Exit inevitable, destination far from certain

No matter what Wayne Rooney’s people say about him not asking for a transfer, no matter what Manchester United say about Rooney not being for sale (and driving down his price), his team-mates have thought that he’s been leaving since April.

Exit inevitable, destination far from certain

At no time has their view wavered. In the last month, the same message has been coming out of the Old Trafford: he wants to go to Chelsea and they want him. United, however, are reluctant to sell to a domestic rival.

Rooney, 27, is a popular member of the United dressing-room. He’s viewed as a good lad, a joker, a top player and a good person to have around. Except he’s changed. There’s been nothing serious. After Christmas, the coaches felt he was coming to terms with not being the main man at Old Trafford after the arrival of Robin van Persie.

That wasn’t a slur against Rooney, more a statement of what was solidifying into fact.

That was January. Since March, his team-mates have felt he hasn’t been himself, not since he didn’t start in United’s biggest game of the season at home to Real Madrid.

Rooney was furious, wouldn’t you be in his position? But that’s football. When Alex Ferguson said he’d asked for a transfer that was disputed by Rooney who became even more unhappy.

There are knee-jerk reactions aplenty over Rooney at present. Most United fans want him gone and suddenly he’s gone from being ‘the White Pele’ to being a ‘Scouse B******’.

Fans feel betrayed, but not all. Some would rather see him wearing red than playing against the red of United because they know how good a player he is.

But there’s a feeling, too, that his best days are behind him, that he hasn’t improved like his Cristiano Ronaldo because he doesn’t have the same pursuit of excellence.

Yet he earns more money than the Real Madrid superstar. He also earns more than any other United player as a result of the contract negotiated after the 2010 announcement when he questioned United’s ambition.

Then, Rooney’s stock was at its highest and United were frightened of losing him. Not now. He’s a very good player, but does he justify his status as United’s best paid player, especially if he wants to leave? Not that he’ll say he wants to leave, so you’re left with two groups briefing against each other. Rooney was said to be angry and confused on Tuesday. That, then, would mirror how most United fans felt in October 2010 when he slagged off the club

If he goes as expected, there will be anger and potential recrimination when he returns to Old Trafford, the level of which depends on how he speaks of United in the media and how United speak of him. Paul Ince didn’t recover in the eyes of United’s fans after a character assassination by Ferguson. At the very least, Ince has his side of the story which is different to the line United fans bought off a manager they adored.

Rooney has been far more influential for United than Ince. He’s one of the greatest players in the club’s history, with 197 goals in 402 appearances. He’s fourth in United’s all-time leading goalscorers’ chart ahead of George Best, Denis Viollet, Ryan Giggs and Ruud Van Nistelrooy and only behind Bobby Charlton, Denis Law and Jack Rowley. He’s won the European Cup, he’s won league titles, he’s matured from an estate kid who was shy in front of the cameras to someone who can come across well in interviews.

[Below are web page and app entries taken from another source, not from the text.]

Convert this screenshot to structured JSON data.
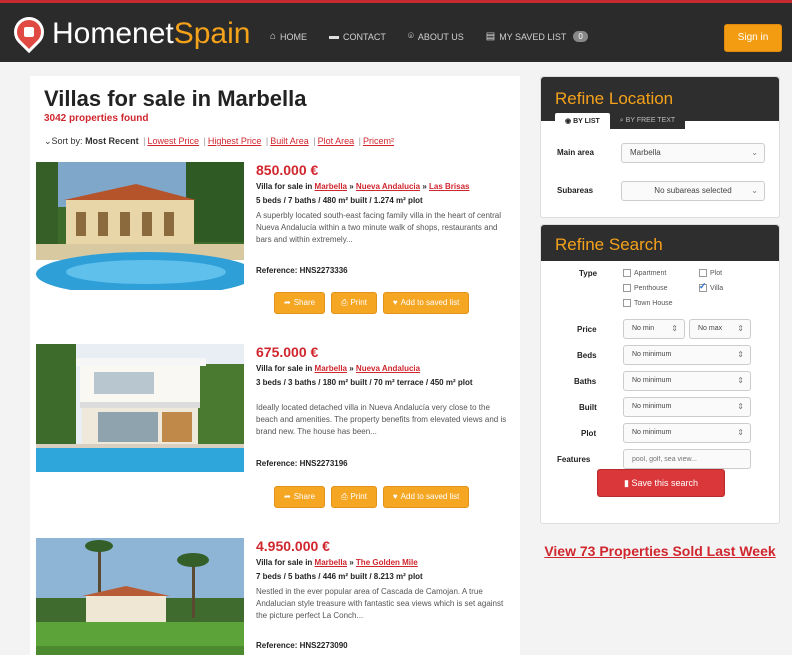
{
  "header": {
    "logo_white": "Homenet",
    "logo_orange": "Spain",
    "nav": [
      {
        "icon": "home-icon",
        "label": "HOME"
      },
      {
        "icon": "chat-icon",
        "label": "CONTACT"
      },
      {
        "icon": "pin-icon",
        "label": "ABOUT US"
      },
      {
        "icon": "list-icon",
        "label": "MY SAVED LIST",
        "badge": "0"
      }
    ],
    "signin_label": "Sign in"
  },
  "main": {
    "title": "Villas for sale in Marbella",
    "found": "3042 properties found",
    "sort_prefix": "Sort by: ",
    "sort_current": "Most Recent",
    "sort_links": [
      "Lowest Price",
      "Highest Price",
      "Built Area",
      "Plot Area",
      "Pricem²"
    ]
  },
  "listings": [
    {
      "price": "850.000 €",
      "type": "Villa for sale in ",
      "loc": [
        "Marbella",
        "Nueva Andalucia",
        "Las Brisas"
      ],
      "specs": "5 beds / 7 baths / 480 m² built / 1.274 m² plot",
      "desc": "A superbly located south-east facing family villa in the heart of central Nueva Andalucía within a two minute walk of shops, restaurants and bars and within extremely...",
      "ref": "Reference: HNS2273336"
    },
    {
      "price": "675.000 €",
      "type": "Villa for sale in ",
      "loc": [
        "Marbella",
        "Nueva Andalucia"
      ],
      "specs": "3 beds / 3 baths / 180 m² built / 70 m² terrace / 450 m² plot",
      "desc": "Ideally located detached villa in Nueva Andalucía very close to the beach and amenities. The property benefits from elevated views and is brand new. The house has been...",
      "ref": "Reference: HNS2273196"
    },
    {
      "price": "4.950.000 €",
      "type": "Villa for sale in ",
      "loc": [
        "Marbella",
        "The Golden Mile"
      ],
      "specs": "7 beds / 5 baths / 446 m² built / 8.213 m² plot",
      "desc": "Nestled in the ever popular area of Cascada de Camojan. A true Andalucian style treasure with fantastic sea views which is set against the picture perfect La Conch...",
      "ref": "Reference: HNS2273090"
    }
  ],
  "actions": {
    "share": "Share",
    "print": "Print",
    "save": "Add to saved list"
  },
  "location_panel": {
    "title": "Refine Location",
    "tab_list": "BY LIST",
    "tab_text": "BY FREE TEXT",
    "main_area_label": "Main area",
    "main_area_value": "Marbella",
    "subareas_label": "Subareas",
    "subareas_value": "No subareas selected"
  },
  "search_panel": {
    "title": "Refine Search",
    "type_label": "Type",
    "types": [
      "Apartment",
      "Plot",
      "Penthouse",
      "Villa",
      "Town House"
    ],
    "type_checked": "Villa",
    "price_label": "Price",
    "price_min": "No min",
    "price_max": "No max",
    "beds_label": "Beds",
    "baths_label": "Baths",
    "built_label": "Built",
    "plot_label": "Plot",
    "no_minimum": "No minimum",
    "features_label": "Features",
    "features_placeholder": "pool, golf, sea view...",
    "save_search": "Save this search"
  },
  "sold_link": "View 73 Properties Sold Last Week"
}
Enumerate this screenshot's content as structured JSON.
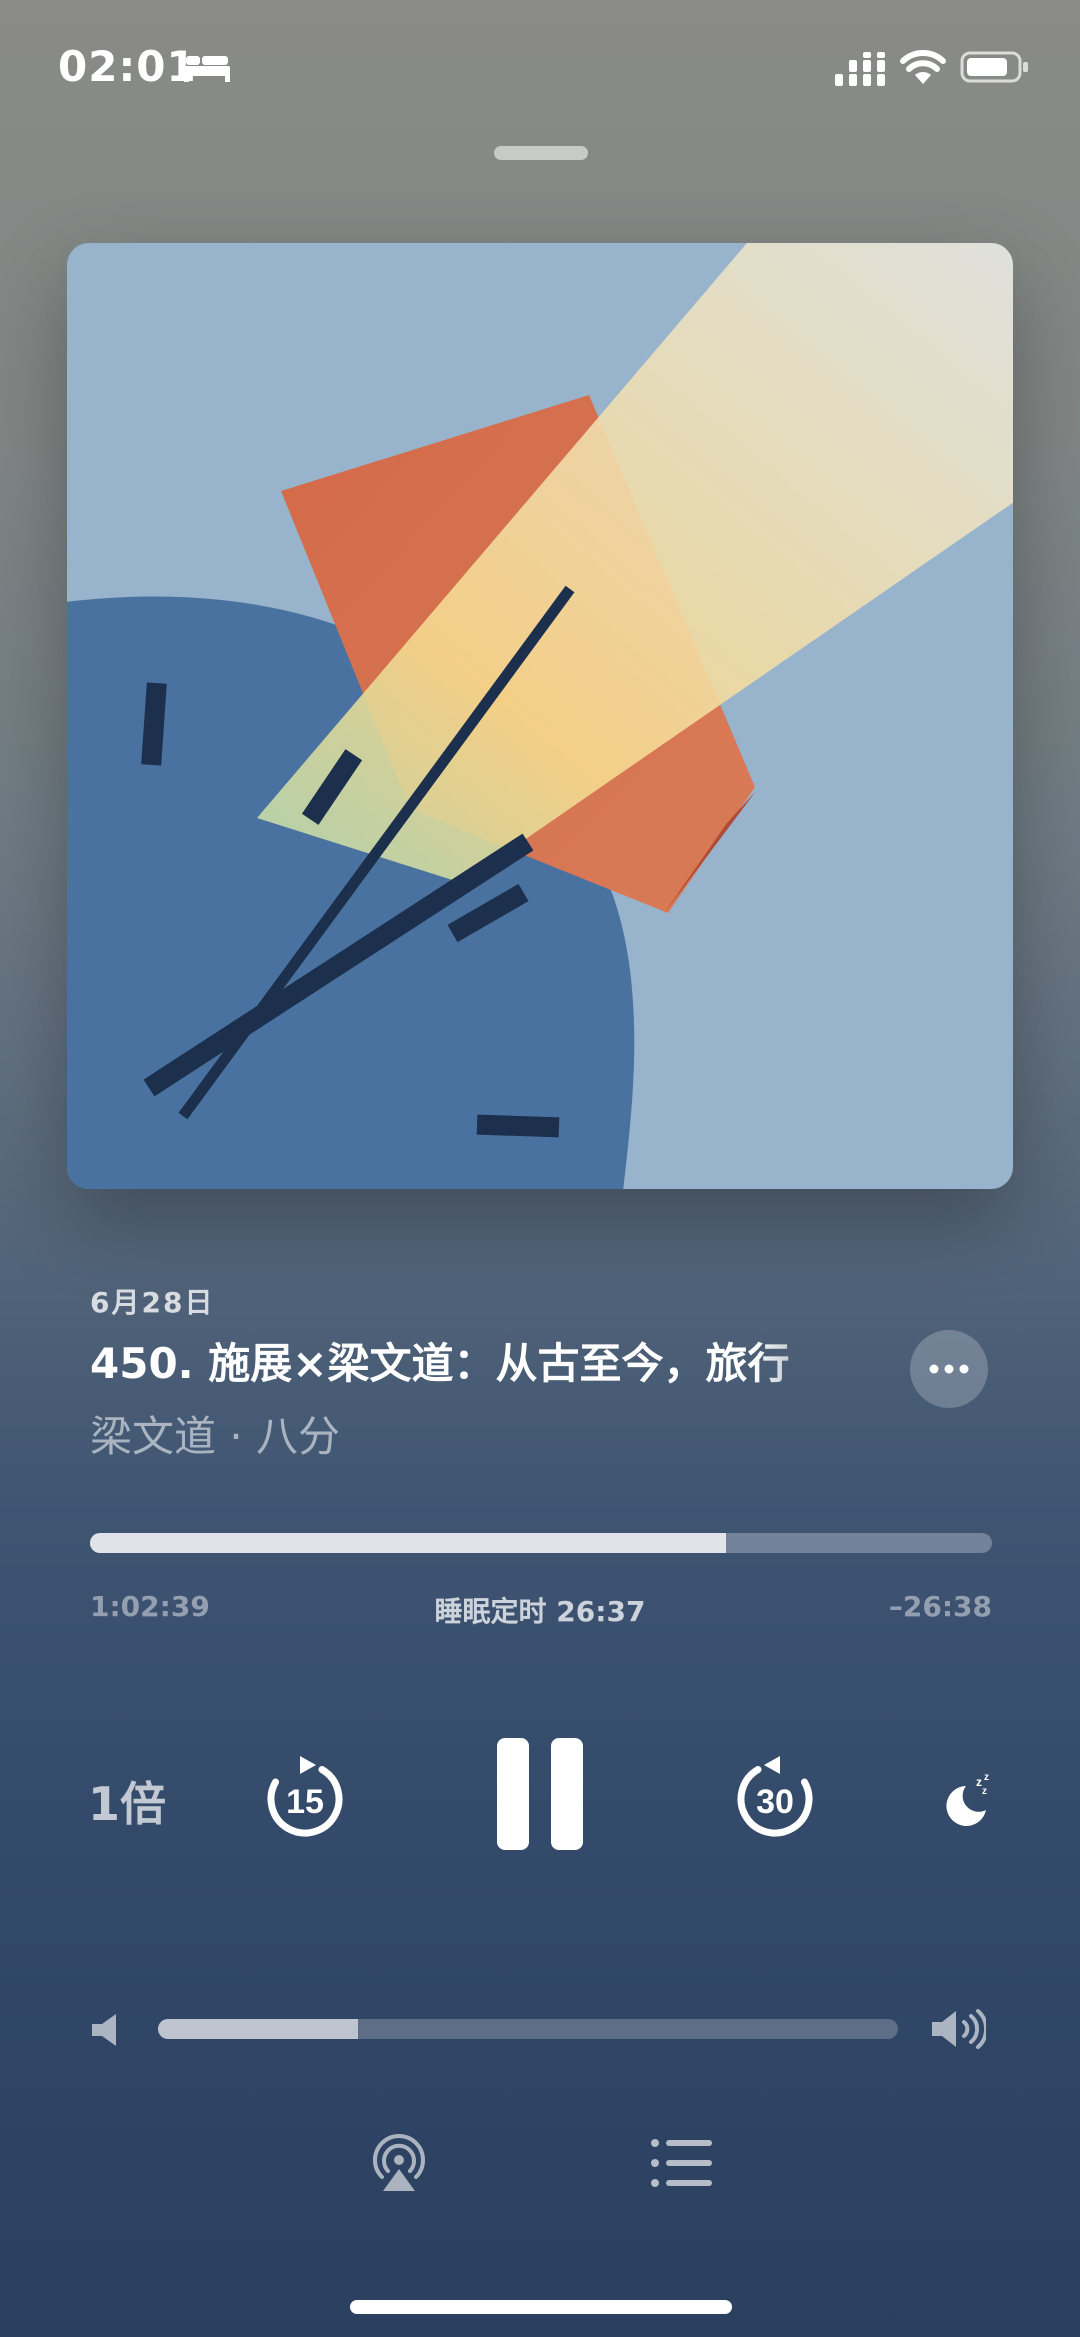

But, unlike United greats such as Giggs, Beckham, Scholes and Neville who were happy to trust the club when it came to new contracts, Rooney’s advisor Paul Stretford has always pushed for more.

Beckham’s father once told a story of how he got in a cab with his then teenage son after signing a new deal feeling guilty because he was going to be paid so much. No danger of that with Rooney. It’s all about maximising his value. Stretford pushed for the best deal for his client at all times. Other agents will say he did right, but it created an edge between the club and Rooney’s media-savvy, advisors who didn’t always brief the same message. At the heart of it, United wanted a player who wanted to play for the club like the aforementioned players. Yet they were United fans, Rooney is an Evertonian.

It’s understood Rooney’s advisors wanted to talk about a new deal, but why should United talk about a new deal when his current one has two years left to run? Why should United talk when his star was falling? Chelsea want to catch it, but United would rather it was another club.

More in this section

Sport Push Notifications

By clicking on 'Sign Up' you will be the first to know about our latest and best sporting content on this browser.

Sign Up

Latest news from the world of sport, along with the best in opinion from our outstanding team of sports writers

Sign up
Cookie Policy Privacy Policy FAQ Help Contact Us Terms and Conditions

© Irish Examiner Ltd